**Task brief:** Filter the records below, keeping only lines with the string "winners".

**Website and app data records:**

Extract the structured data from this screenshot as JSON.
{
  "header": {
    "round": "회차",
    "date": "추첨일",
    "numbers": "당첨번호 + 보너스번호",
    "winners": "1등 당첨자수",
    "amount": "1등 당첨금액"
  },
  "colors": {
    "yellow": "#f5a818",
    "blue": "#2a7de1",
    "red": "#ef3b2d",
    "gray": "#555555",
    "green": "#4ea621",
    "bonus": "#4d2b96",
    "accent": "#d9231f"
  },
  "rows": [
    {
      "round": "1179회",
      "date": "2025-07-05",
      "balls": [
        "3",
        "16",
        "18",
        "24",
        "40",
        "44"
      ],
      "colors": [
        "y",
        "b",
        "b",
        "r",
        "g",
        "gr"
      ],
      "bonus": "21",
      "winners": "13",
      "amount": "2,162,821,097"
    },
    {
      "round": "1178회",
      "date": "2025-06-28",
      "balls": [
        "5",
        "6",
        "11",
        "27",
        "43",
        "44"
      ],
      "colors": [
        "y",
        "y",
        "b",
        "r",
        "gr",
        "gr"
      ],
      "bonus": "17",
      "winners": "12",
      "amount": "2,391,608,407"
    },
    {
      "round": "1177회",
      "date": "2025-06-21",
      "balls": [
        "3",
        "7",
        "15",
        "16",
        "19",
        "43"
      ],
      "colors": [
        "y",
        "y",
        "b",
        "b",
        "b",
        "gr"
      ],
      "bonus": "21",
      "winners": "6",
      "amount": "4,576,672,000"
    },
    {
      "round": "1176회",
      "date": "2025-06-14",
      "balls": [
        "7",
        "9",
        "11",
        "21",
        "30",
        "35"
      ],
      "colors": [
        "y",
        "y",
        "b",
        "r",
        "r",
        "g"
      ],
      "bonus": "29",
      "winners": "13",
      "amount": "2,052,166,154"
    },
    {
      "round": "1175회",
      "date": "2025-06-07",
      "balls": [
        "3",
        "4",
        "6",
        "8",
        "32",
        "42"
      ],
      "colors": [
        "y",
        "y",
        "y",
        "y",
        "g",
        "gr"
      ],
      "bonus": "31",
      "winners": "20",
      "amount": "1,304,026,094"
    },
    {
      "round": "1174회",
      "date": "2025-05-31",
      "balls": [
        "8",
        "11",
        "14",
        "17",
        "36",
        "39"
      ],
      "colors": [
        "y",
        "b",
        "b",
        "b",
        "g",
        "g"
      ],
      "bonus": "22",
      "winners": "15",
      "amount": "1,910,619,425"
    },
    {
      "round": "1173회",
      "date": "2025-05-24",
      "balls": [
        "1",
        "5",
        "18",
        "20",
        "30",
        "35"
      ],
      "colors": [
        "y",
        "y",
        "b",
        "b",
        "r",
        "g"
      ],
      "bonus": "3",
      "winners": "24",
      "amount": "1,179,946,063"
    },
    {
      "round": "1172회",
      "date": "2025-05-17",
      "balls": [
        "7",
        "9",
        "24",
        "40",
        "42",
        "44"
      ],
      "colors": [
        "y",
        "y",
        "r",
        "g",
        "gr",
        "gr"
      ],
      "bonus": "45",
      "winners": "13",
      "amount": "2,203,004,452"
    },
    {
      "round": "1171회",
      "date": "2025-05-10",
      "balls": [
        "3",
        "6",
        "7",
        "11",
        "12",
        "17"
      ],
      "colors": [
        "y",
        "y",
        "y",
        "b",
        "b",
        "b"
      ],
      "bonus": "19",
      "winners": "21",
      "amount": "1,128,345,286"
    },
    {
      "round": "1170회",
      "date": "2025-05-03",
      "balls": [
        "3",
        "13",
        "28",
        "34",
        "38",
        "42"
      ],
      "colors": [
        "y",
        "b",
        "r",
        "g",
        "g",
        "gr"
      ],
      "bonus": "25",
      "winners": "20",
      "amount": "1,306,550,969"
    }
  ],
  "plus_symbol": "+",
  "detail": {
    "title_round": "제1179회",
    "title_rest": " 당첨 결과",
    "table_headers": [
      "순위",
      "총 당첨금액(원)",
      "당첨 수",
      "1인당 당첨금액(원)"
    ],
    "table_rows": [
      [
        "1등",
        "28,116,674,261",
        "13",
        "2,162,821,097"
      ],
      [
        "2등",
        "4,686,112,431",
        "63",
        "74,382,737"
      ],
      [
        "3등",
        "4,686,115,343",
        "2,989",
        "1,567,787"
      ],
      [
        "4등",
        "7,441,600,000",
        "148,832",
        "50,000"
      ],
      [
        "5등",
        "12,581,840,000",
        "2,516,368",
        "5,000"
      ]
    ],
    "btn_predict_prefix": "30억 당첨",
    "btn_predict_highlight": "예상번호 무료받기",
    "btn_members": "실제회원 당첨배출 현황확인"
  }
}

**Your response:**
    "winners": "1등 당첨자수",
      "winners": "13",
      "winners": "12",
      "winners": "6",
      "winners": "13",
      "winners": "20",
      "winners": "15",
      "winners": "24",
      "winners": "13",
      "winners": "21",
      "winners": "20",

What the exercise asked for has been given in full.